Covid Writing Goes Viral: How Literary and Social Media Writing Became a Lifeline during the Pandemic

 BLR@20 Festival: Celebrating BLR’s 20th Anniversary. 

Join Bellevue Literary Review and Medscape for a conversation with Abraham Verghese, Eric Topol and Danielle Ofri about the role of writing during the Covid pandemic. Social media took on a critical role during the pandemic for sharing scientific and medical information. It was also a lifeline for patients and families. Additionally, the pandemic generated a profusion of deeply moving personal writings. This program is a tribute to the resilience of healthcare workers and patients, and how the pandemic inspired so many to pick up the pen. 

This event has passed, but you can still watch it.



Abraham Verghese, MD, is professor and vice chair of medicine at Stanford. He is also a best-selling author of “Cutting for Stone,” “My Own Country,” and “The Tennis Partner. He received the Heinz Award in 2014 and was awarded the National Humanities Medal, presented by President Barack Obama, in 2015. Facebook page

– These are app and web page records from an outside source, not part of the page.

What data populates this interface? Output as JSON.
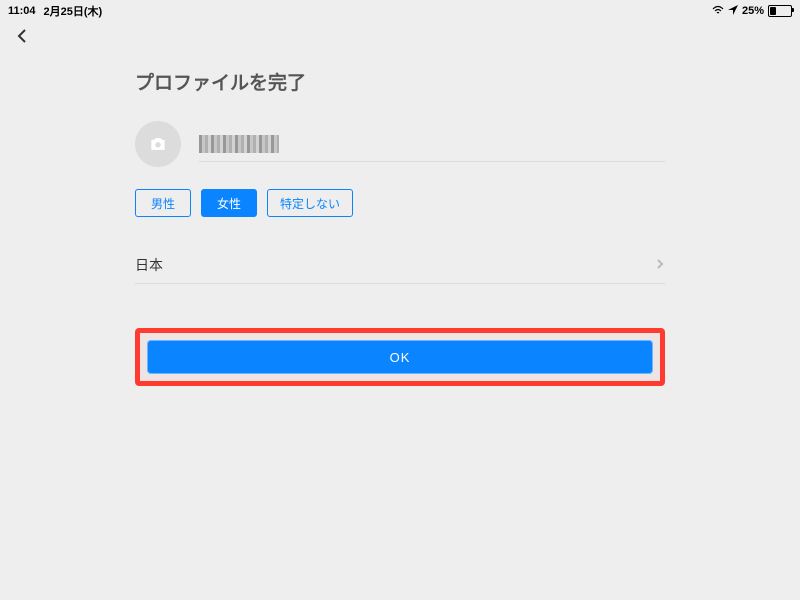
{
  "status": {
    "time": "11:04",
    "date": "2月25日(木)",
    "battery_pct": "25%"
  },
  "page": {
    "title": "プロファイルを完了"
  },
  "profile": {
    "name_value": ""
  },
  "gender": {
    "options": [
      {
        "label": "男性",
        "selected": false
      },
      {
        "label": "女性",
        "selected": true
      },
      {
        "label": "特定しない",
        "selected": false
      }
    ]
  },
  "country": {
    "value": "日本"
  },
  "submit": {
    "label": "OK"
  }
}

Eric Topol, MD is a cardiologist and founder and director of the Scripps Research Translational Institute. He is also editor-in-chief of Medscape. His Twitter account, @EricTopol, has been considered one of the most reliable sources of information about Covid. His most recent book is “Deep Medicine.”


Danielle Ofri, MD, PhD, is a primary care doctor at Bellevue Hospital, and editor-in-chief of BLR. She is a clinical professor of medicine at NYU and wrote about Bellevue’s experience during the pandemic for the New Yorker magazine. Her newest book is “When We Do Harm, A Doctor Confronts Medical Error.”